CrowdStrike today marked its first day of public trading, opening at $63.50 after pricing its IPO at $34 per share and exceeding the expected range of $28 to $30 per share, analysts report.
The cloud-based endpoint security firm, operating on the Nasdaq under the symbol “CRWD,” raised $612 million ahead of its debut with its initial public offering of 18 million Class A shares priced at $34 each. If it had stuck with the high end of its original range, CrowdStrike would have raised more than $600 million, according to its preliminary prospectus.
According to Bloomberg, shares rose as much as 97% from their initial price to hit $67, and stock was up 83% before noon – putting CrowdStrike at a valuation of about $12.2 billion.
The company was founded in 2011 by chief executive George Kurtz and chief technology officer Dmitri Alperovich, who wanted to address the inefficiencies of legacy security tools on the market. It most recently completed its Series E and has raised a total of $481 million in funding.

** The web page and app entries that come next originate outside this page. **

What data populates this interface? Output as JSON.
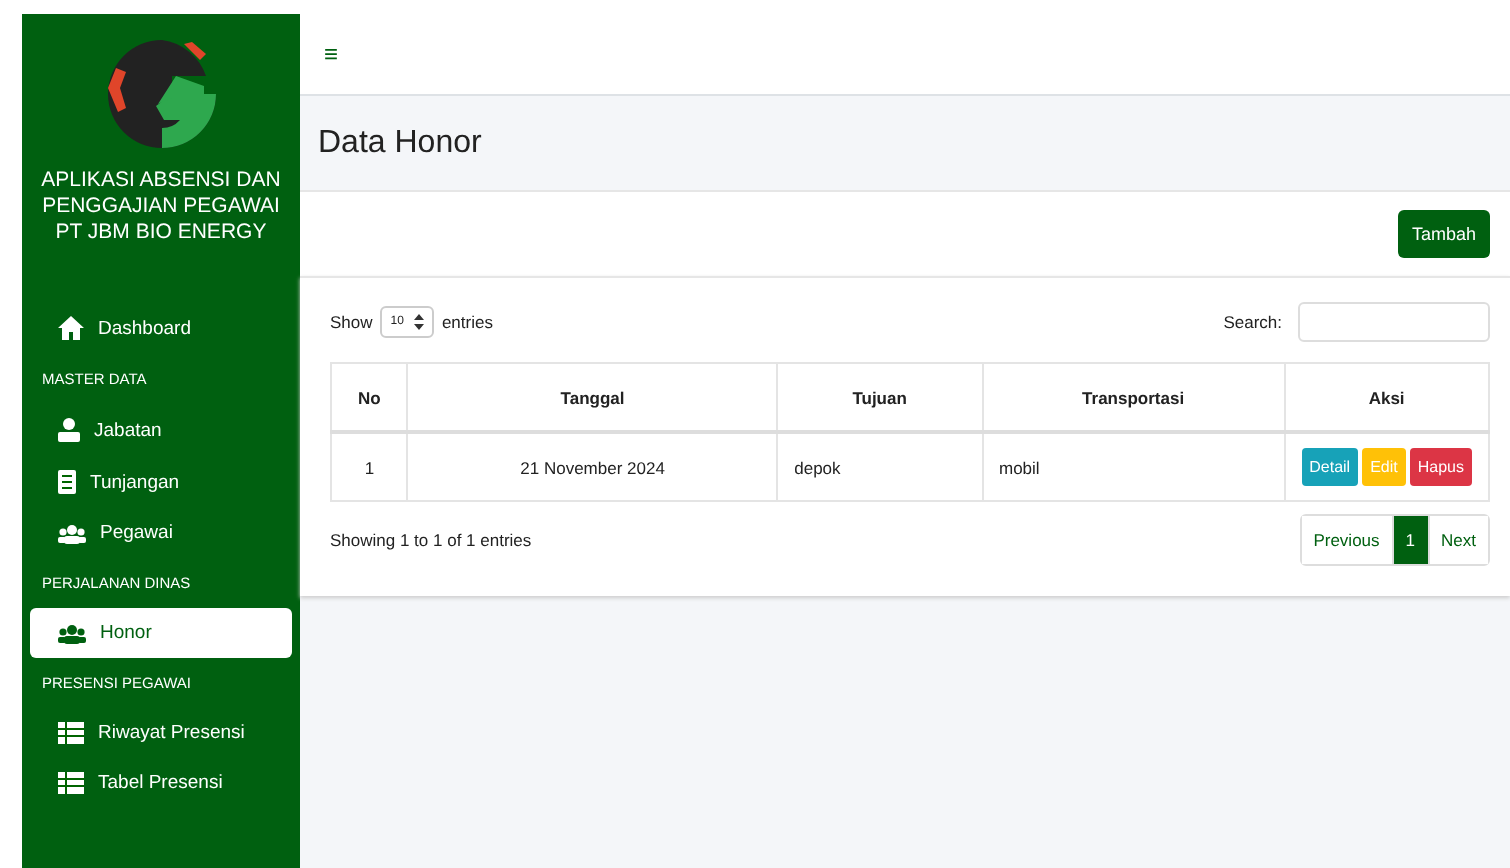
{
  "sidebar": {
    "app_title": "APLIKASI ABSENSI DAN PENGGAJIAN PEGAWAI PT JBM BIO ENERGY",
    "items": [
      {
        "kind": "link",
        "label": "Dashboard",
        "selected": false
      },
      {
        "kind": "header",
        "label": "MASTER DATA"
      },
      {
        "kind": "link",
        "label": "Jabatan",
        "selected": false
      },
      {
        "kind": "link",
        "label": "Tunjangan",
        "selected": false
      },
      {
        "kind": "link",
        "label": "Pegawai",
        "selected": false
      },
      {
        "kind": "header",
        "label": "PERJALANAN DINAS"
      },
      {
        "kind": "link",
        "label": "Honor",
        "selected": true
      },
      {
        "kind": "header",
        "label": "PRESENSI PEGAWAI"
      },
      {
        "kind": "link",
        "label": "Riwayat Presensi",
        "selected": false
      },
      {
        "kind": "link",
        "label": "Tabel Presensi",
        "selected": false
      }
    ]
  },
  "topbar": {
    "menu_glyph": "≡"
  },
  "page_title": "Data Honor",
  "add_button": "Tambah",
  "table_controls": {
    "show_label": "Show",
    "page_size": "10",
    "entries_label": "entries",
    "search_label": "Search:"
  },
  "table": {
    "columns": [
      "No",
      "Tanggal",
      "Tujuan",
      "Transportasi",
      "Aksi"
    ],
    "rows": [
      {
        "cells": [
          "1",
          "21 November 2024",
          "depok",
          "mobil"
        ],
        "actions": [
          {
            "kind": "info",
            "label": "Detail"
          },
          {
            "kind": "warning",
            "label": "Edit"
          },
          {
            "kind": "danger",
            "label": "Hapus"
          }
        ]
      }
    ]
  },
  "footer": {
    "info": "Showing 1 to 1 of 1 entries",
    "pagination": [
      {
        "label": "Previous",
        "selected": false
      },
      {
        "label": "1",
        "selected": true
      },
      {
        "label": "Next",
        "selected": false
      }
    ]
  }
}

CrowdStrike was valued at $3 billion in its last private funding round of $200 million last June.
When it was founded, relying on the cloud was risky, Kurtz notes. “Betting big on the cloud – widely considered risky at the time – allows us to ensure a rapid and seamless delivery of innovation and new features to always stay a step ahead of emerging threats,” he said in a statement.
Revenue has been ramping up at CrowdStrike, which reported $249.8 million in revenue in the 2019 fiscal year ending January 31, with a net loss of $140.1 million. That’s up from $118.8 million in reveneue and a net loss of $135.5 million during the same period a year prior. Customers include 44 of the Fortune 100 companies and nine of the top 20 major banks, CrowdStrike says.
Lead underwriters on CrowdStrike’s offering include Goldman Sachs, J.P. Morgan, Bank of America Merrill Lynch, and Barclays.
Hank Thomas, CEO of Strategic Cyber Ventures, has been excited about CrowdStrike’s IPO “since before they announced it,” he says.
“CrowdStrike proved to me they were the best in the business years ago when they became the gold standard for incident response for mega breaches,” he explains. Its threat intel, talent, and marketing have made them stand out, he added. There will only be a few major players emerging in cybersecurity, Thomas predicts; CrowdStrike will be one of them.
The offering is expected to close on Friday, subject to customary closing conditions.
But what’s coming next for cybersecurity IPOs this year? Now that “the ice has been broken,” as Thomas explains, he anticipates more. “The market and timing [are] right, and with rumors of a looming recession there [is] increased pressure to go public now.” In addition to more IPOs, Thomas predict we’ll continue to see cybersecurity acquisition news throughout 2019.
Kelly Sheridan is the Staff Editor at Dark Reading, where she focuses on cybersecurity news and analysis. She is a business technology journalist who previously reported for InformationWeek, where she covered Microsoft, and Insurance & Technology, where she covered financial … View Full Bio